===== RECORDS PROVIDED =====
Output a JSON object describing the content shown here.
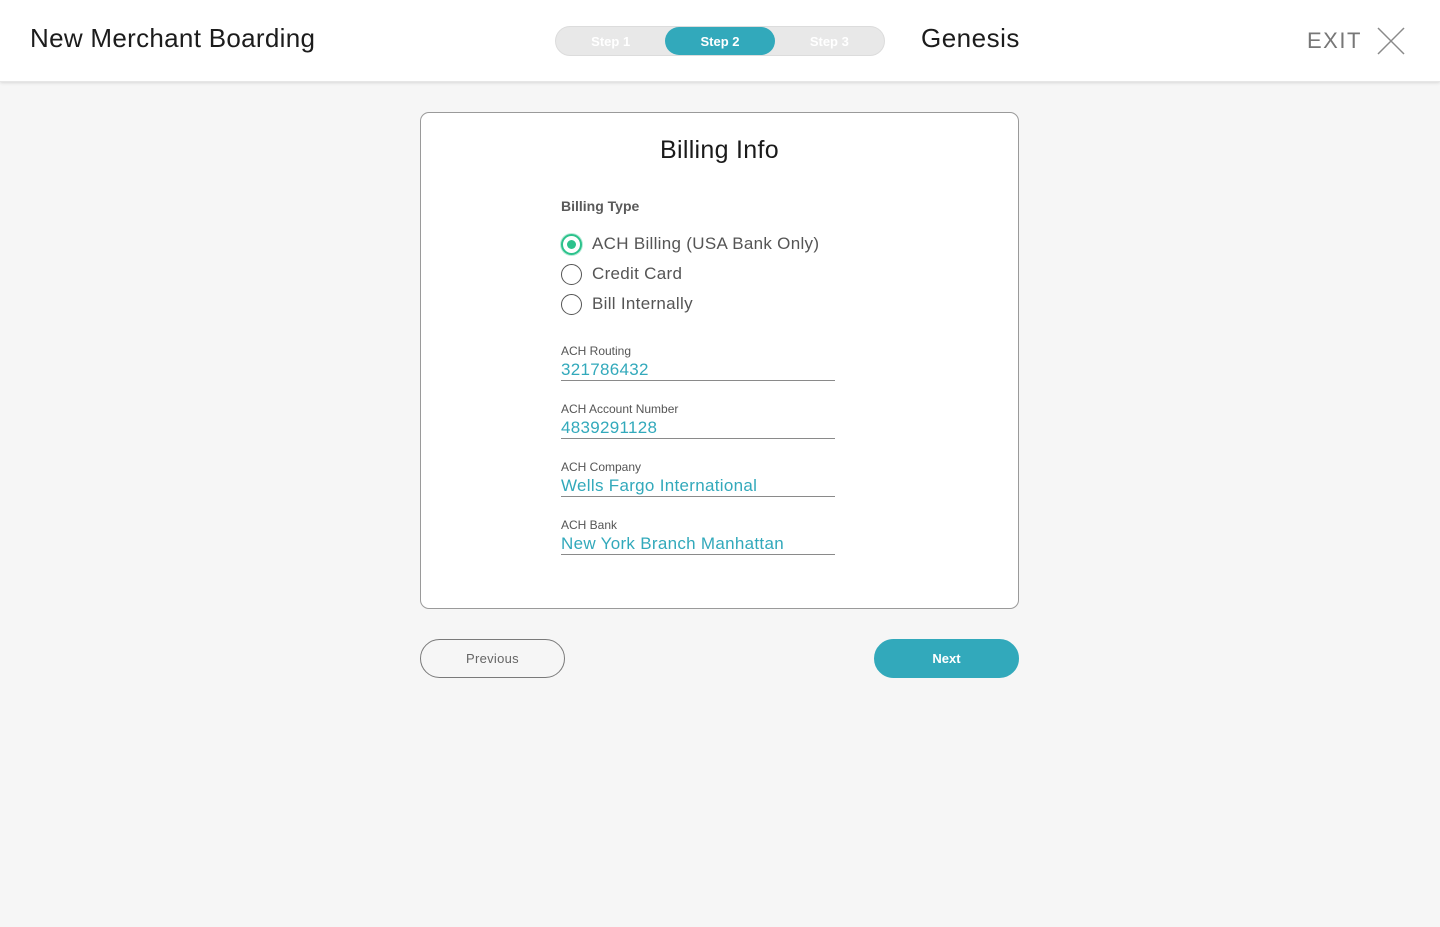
{
  "header": {
    "title": "New Merchant Boarding",
    "brand": "Genesis",
    "exit_label": "EXIT",
    "steps": [
      {
        "label": "Step 1",
        "active": false
      },
      {
        "label": "Step 2",
        "active": true
      },
      {
        "label": "Step 3",
        "active": false
      }
    ]
  },
  "card": {
    "title": "Billing Info",
    "billing_type_label": "Billing Type",
    "billing_options": [
      {
        "label": "ACH Billing (USA Bank Only)",
        "selected": true
      },
      {
        "label": "Credit Card",
        "selected": false
      },
      {
        "label": "Bill Internally",
        "selected": false
      }
    ],
    "fields": [
      {
        "label": "ACH Routing",
        "value": "321786432"
      },
      {
        "label": "ACH Account Number",
        "value": "4839291128"
      },
      {
        "label": "ACH Company",
        "value": "Wells Fargo International"
      },
      {
        "label": "ACH Bank",
        "value": "New York Branch Manhattan"
      }
    ]
  },
  "buttons": {
    "previous": "Previous",
    "next": "Next"
  },
  "colors": {
    "accent": "#32a9bb",
    "radio_selected": "#2cc28c",
    "background": "#f6f6f6"
  },
  "icons": {
    "exit": "close-icon"
  }
}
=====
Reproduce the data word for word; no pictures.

RESPONSE:
Output a JSON object describing the content shown here.
{
  "header": {
    "title": "New Merchant Boarding",
    "brand": "Genesis",
    "exit_label": "EXIT",
    "steps": [
      {
        "label": "Step 1",
        "active": false
      },
      {
        "label": "Step 2",
        "active": true
      },
      {
        "label": "Step 3",
        "active": false
      }
    ]
  },
  "card": {
    "title": "Billing Info",
    "billing_type_label": "Billing Type",
    "billing_options": [
      {
        "label": "ACH Billing (USA Bank Only)",
        "selected": true
      },
      {
        "label": "Credit Card",
        "selected": false
      },
      {
        "label": "Bill Internally",
        "selected": false
      }
    ],
    "fields": [
      {
        "label": "ACH Routing",
        "value": "321786432"
      },
      {
        "label": "ACH Account Number",
        "value": "4839291128"
      },
      {
        "label": "ACH Company",
        "value": "Wells Fargo International"
      },
      {
        "label": "ACH Bank",
        "value": "New York Branch Manhattan"
      }
    ]
  },
  "buttons": {
    "previous": "Previous",
    "next": "Next"
  },
  "colors": {
    "accent": "#32a9bb",
    "radio_selected": "#2cc28c",
    "background": "#f6f6f6"
  },
  "icons": {
    "exit": "close-icon"
  }
}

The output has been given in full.